Yes, it’s that time of year already. Science Fair season: the annual event that exercises student STEM skills and parental patience alike.

Though it may be hard to recognize the inherent benefits when you are in the thick of things, this yearly occurrence is an enormous learning opportunity for kids. From giving their science process skills a workout to building important life skills, Science Fair projects are multidimensional learning experiences. At the most fundamental level, they give kids an opportunity to participate in exploratory learning. At their very highest potential, they are an award-winning confidence builder, a medical breakthrough in the making, or the beginnings of a college scholarship.

The thought of Science Fair probably brings to mind carefully arranged tri-fold project boards and shiny blue ribbon medals. But if it also brings visions of papier-mâché volcanoes erupting with baking soda and vinegar, then we’ve got to talk.

Many kids go for the “wow factor” with flashy, show-stopping exhibitions that they think will get the judges’ attention and score them big points. But the reality is that a Science Fair entry requires experimentation based on the scientific method. So, what constitutes an experiment and how can you recognize one?

It comes down to demonstration vs. experiment. With a little bit of consideration, you can help kids to differentiate between the two and select an appropriate project.

The Value of Science Demonstrations

Teachers and other science educators often use demonstrations to illustrate concepts. There are many science phenomena that can be set up or modeled: from living things to machines, habitats to natural disasters. Kids love to create dioramas of ecosystems, representing the living and non-living components. They like to model machines, from simple ones like a wheel and axle to complex Rube Goldberg machines with many moving parts. A

ll of these scientific demonstrations exhibit the characteristics of a particular phenomenon or display how it works. Demonstrations play an important role in educating kids about the wonders of science. The value of a demonstration is in illustrating a science concept, in depicting how something occurs or in recreating how it works.

What Makes It an Experiment?

Science Fair experimentation should be fun and exciting, but it is also an experience from which kids can learn. An experiment by definition requires the scientist to manipulate one variable, designate the independent variable and collect data on the change that occurs as a result, which is labeled the dependent variable.

Science experiments can be conducted by kids of all ages once they understand this simple idea: change only one aspect of the procedure, keep everything else the same, then record what happens.

As an example, here is a very simple experiment involving plant growth. In the same size pots, place an equal amount of soil, an equal number of the same type of seeds and place them in a location where they receive the same amount of light. Monitor for the same number of days while delivering a different amount of water to each pot at the same interval, and record the amount of growth in each pot.

  • Independent variable: the amount of water added to each pot (the only variable that changes)
  • Dependent variable: the amount of plant growth over time (what happens as a result of the change)

Developing Life Skills

Though there may be a tendency to select a common science experiment, with a bit of help kids can come up with a truly unique project idea that draws upon their interests and passions.
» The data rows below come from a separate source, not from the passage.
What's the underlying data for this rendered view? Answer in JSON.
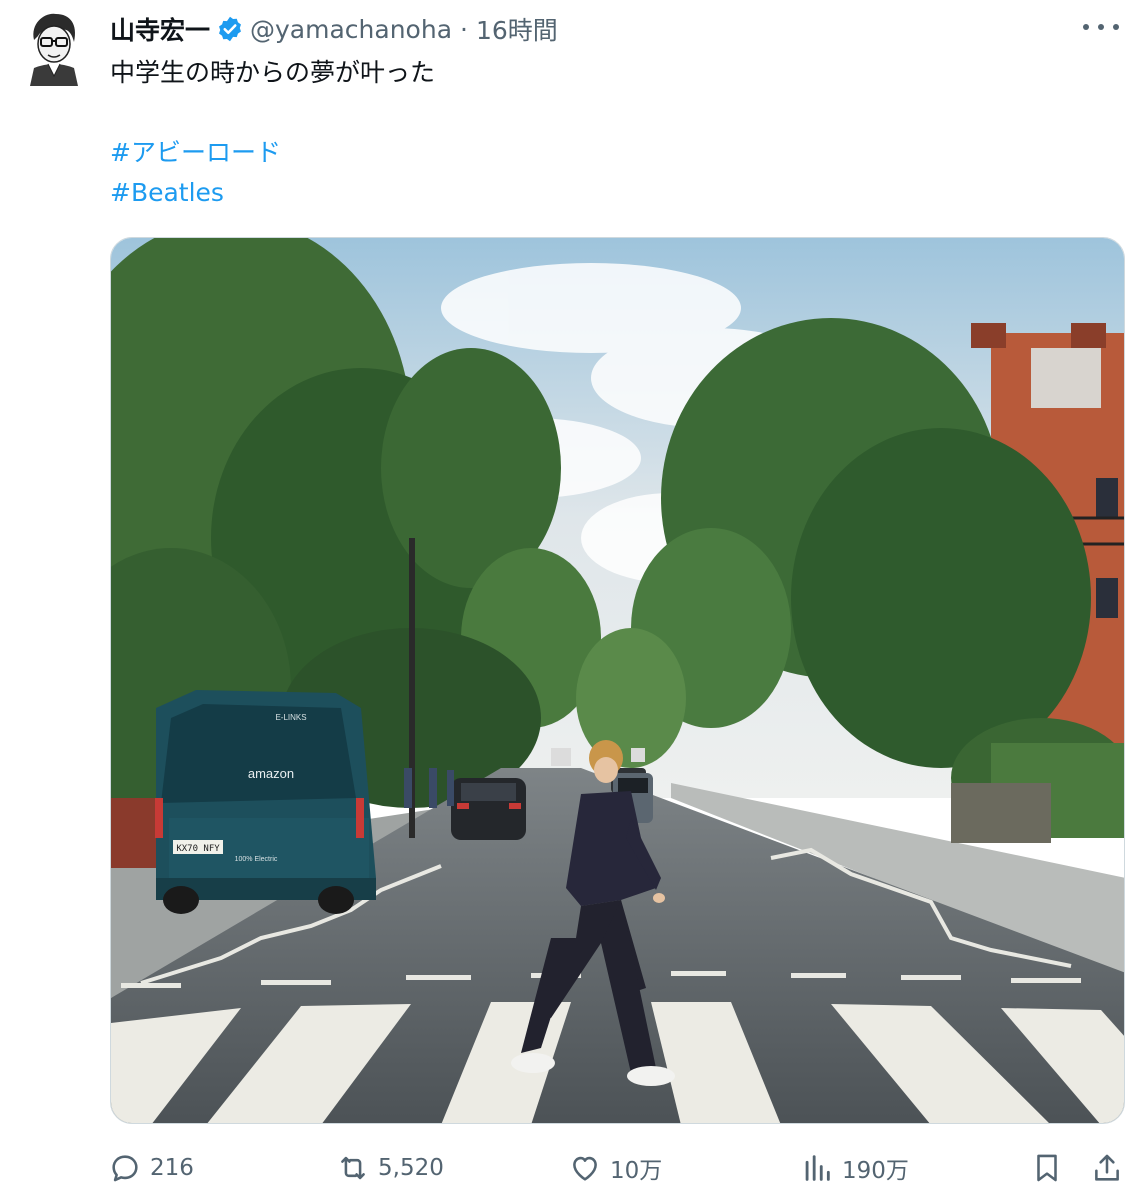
{
  "author": {
    "display_name": "山寺宏一",
    "handle": "@yamachanoha",
    "separator": "·",
    "time": "16時間",
    "verified": true,
    "avatar_icon": "caricature-avatar-icon"
  },
  "tweet": {
    "text": "中学生の時からの夢が叶った",
    "hashtags": [
      "#アビーロード",
      "#Beatles"
    ]
  },
  "media": {
    "sign_labels": {
      "van_brand": "amazon",
      "van_header": "E-LINKS",
      "plate": "KX70 NFY",
      "van_note": "100% Electric"
    }
  },
  "actions": {
    "reply": {
      "icon": "reply-icon",
      "count": "216"
    },
    "retweet": {
      "icon": "retweet-icon",
      "count": "5,520"
    },
    "like": {
      "icon": "heart-icon",
      "count": "10万"
    },
    "views": {
      "icon": "views-chart-icon",
      "count": "190万"
    },
    "bookmark": {
      "icon": "bookmark-icon"
    },
    "share": {
      "icon": "share-icon"
    }
  },
  "colors": {
    "link": "#1d9bf0",
    "secondary_text": "#536471",
    "verified": "#1d9bf0"
  }
}
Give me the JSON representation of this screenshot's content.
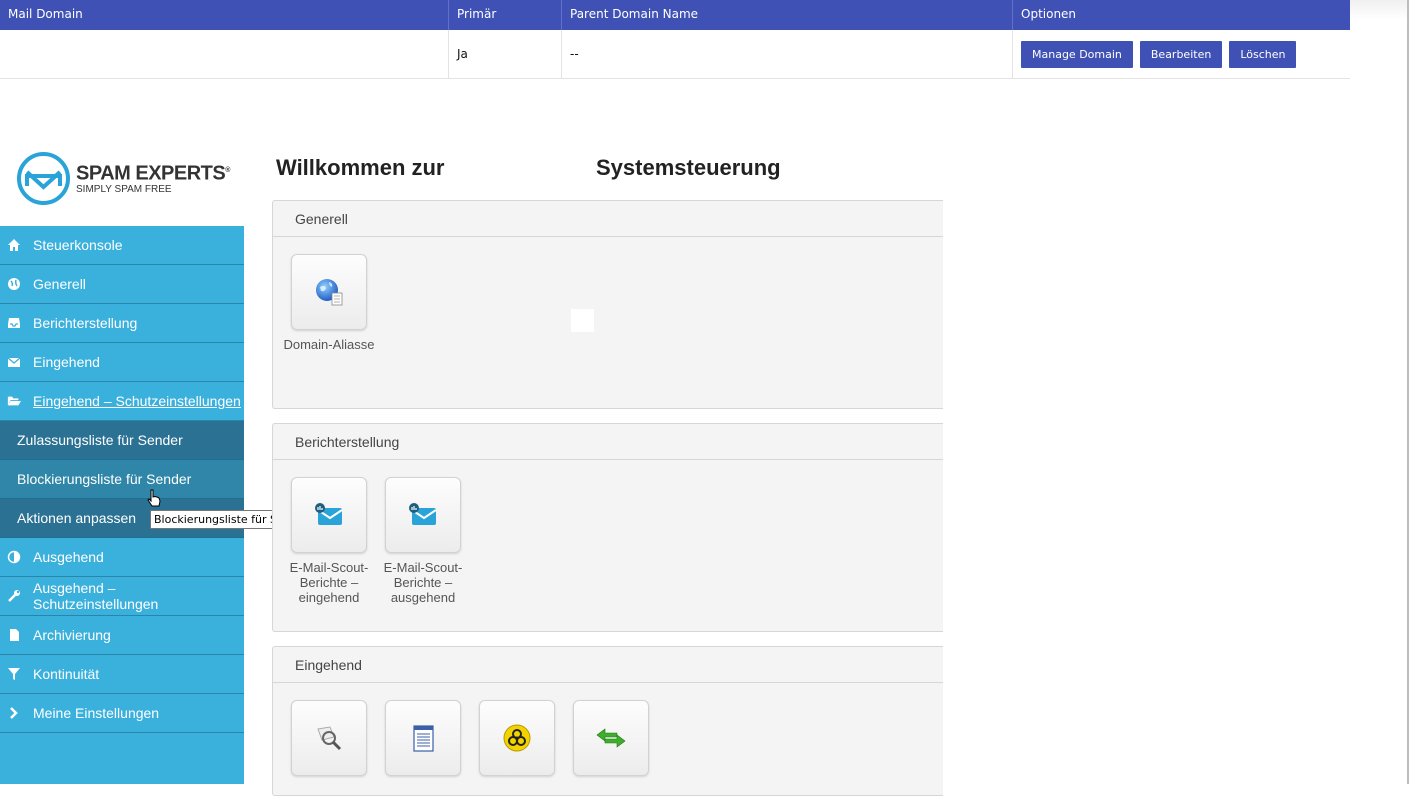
{
  "domain_table": {
    "headers": [
      "Mail Domain",
      "Primär",
      "Parent Domain Name",
      "Optionen"
    ],
    "row": {
      "mail_domain": "",
      "primary": "Ja",
      "parent": "--"
    },
    "buttons": {
      "manage": "Manage Domain",
      "edit": "Bearbeiten",
      "delete": "Löschen"
    }
  },
  "logo": {
    "brand": "SPAM EXPERTS",
    "reg": "®",
    "tagline": "SIMPLY SPAM FREE"
  },
  "sidebar": {
    "items": [
      {
        "label": "Steuerkonsole",
        "icon": "home-icon"
      },
      {
        "label": "Generell",
        "icon": "globe-icon"
      },
      {
        "label": "Berichterstellung",
        "icon": "inbox-icon"
      },
      {
        "label": "Eingehend",
        "icon": "envelope-icon"
      },
      {
        "label": "Eingehend – Schutzeinstellungen",
        "icon": "folder-open-icon"
      }
    ],
    "sub_items": [
      {
        "label": "Zulassungsliste für Sender"
      },
      {
        "label": "Blockierungsliste für Sender"
      },
      {
        "label": "Aktionen anpassen"
      }
    ],
    "items_after": [
      {
        "label": "Ausgehend",
        "icon": "adjust-icon"
      },
      {
        "label": "Ausgehend – Schutzeinstellungen",
        "icon": "wrench-icon"
      },
      {
        "label": "Archivierung",
        "icon": "file-icon"
      },
      {
        "label": "Kontinuität",
        "icon": "filter-icon"
      },
      {
        "label": "Meine Einstellungen",
        "icon": "chevron-right-icon"
      }
    ]
  },
  "tooltip": "Blockierungsliste für Sender",
  "main": {
    "title_part1": "Willkommen zur",
    "title_part2": "Systemsteuerung",
    "panels": {
      "generell": {
        "title": "Generell",
        "tiles": [
          {
            "label": "Domain-Aliasse",
            "icon": "globe-document-icon"
          }
        ]
      },
      "bericht": {
        "title": "Berichterstellung",
        "tiles": [
          {
            "label": "E-Mail-Scout-Berichte – eingehend",
            "icon": "mail-report-icon"
          },
          {
            "label": "E-Mail-Scout-Berichte – ausgehend",
            "icon": "mail-report-icon"
          }
        ]
      },
      "eingehend": {
        "title": "Eingehend",
        "tiles": [
          {
            "label": "",
            "icon": "magnifier-icon"
          },
          {
            "label": "",
            "icon": "report-list-icon"
          },
          {
            "label": "",
            "icon": "biohazard-icon"
          },
          {
            "label": "",
            "icon": "arrows-exchange-icon"
          }
        ]
      }
    }
  },
  "colors": {
    "table_header": "#3f51b5",
    "sidebar": "#3ab0dd",
    "sidebar_active": "#2a7193",
    "logo": "#29a3d8"
  }
}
The completion of a successful Science Fair project is also an opportunity to exercise a number of life skills.

From the organization and time management skills needed to stay on task to complete the experiment by the deadline to the verbal communication skills required to present the project to others, kids are building their capacity to complete projects independently. Even if they are not destined to be scientists, the skills they develop will be valuable in high school, college, and various other aspects of their adult lives.

Goal setting

As kids plan their Science Fair projects, they set goals and make decisions. They call upon prior knowledge of the topic and research important background information. Based on their research, kids formulate a hypothesis—their educated guess—as to the outcome of their experiment.

Following procedures

As Science Fair participants follow an experimental protocol, they are learning to implement a plan and manipulate variables. Through measurement, timing and the control of variables, they are gaining an understanding of the need for accuracy and precision and troubleshooting procedural challenges.

Handling data

Once an experiment has generated data, kids will have to collect, organize and analyze it, thus making sense of the results. They should be able to represent their findings in chart and graph form, and ideally, have some knowledge as to the most appropriate type of graph with which to display their data.

Technology applications

Whether using cell phone sensors to track data or cameras and microphones to record it, kids will likely employ some mobile data collection skills during the implementation of their Science Fair project. Even if their project does not require the use of common science tools like a multimeter, spring scale or triple-beam balance, chances are they will utilize graph making and word processing programs to prepare the graphical and textual requirements for their project boards.

Demonstrations play a critical role in science education as they model and explain scientific phenomena, but Science Fair also means experimentation. This requires kids to establish a purpose or pose a question, research their topic and formulate a hypothesis. As they conduct their experiment, they collect and analyze data, eventually drawing a conclusion regarding their hypothesis. Throughout the process, they utilize a variety of organizational, research and communication skills. This self-directed learning supports the scientific method and creates the opportunity to play the role of scientist, which can be invaluable preparation for the future.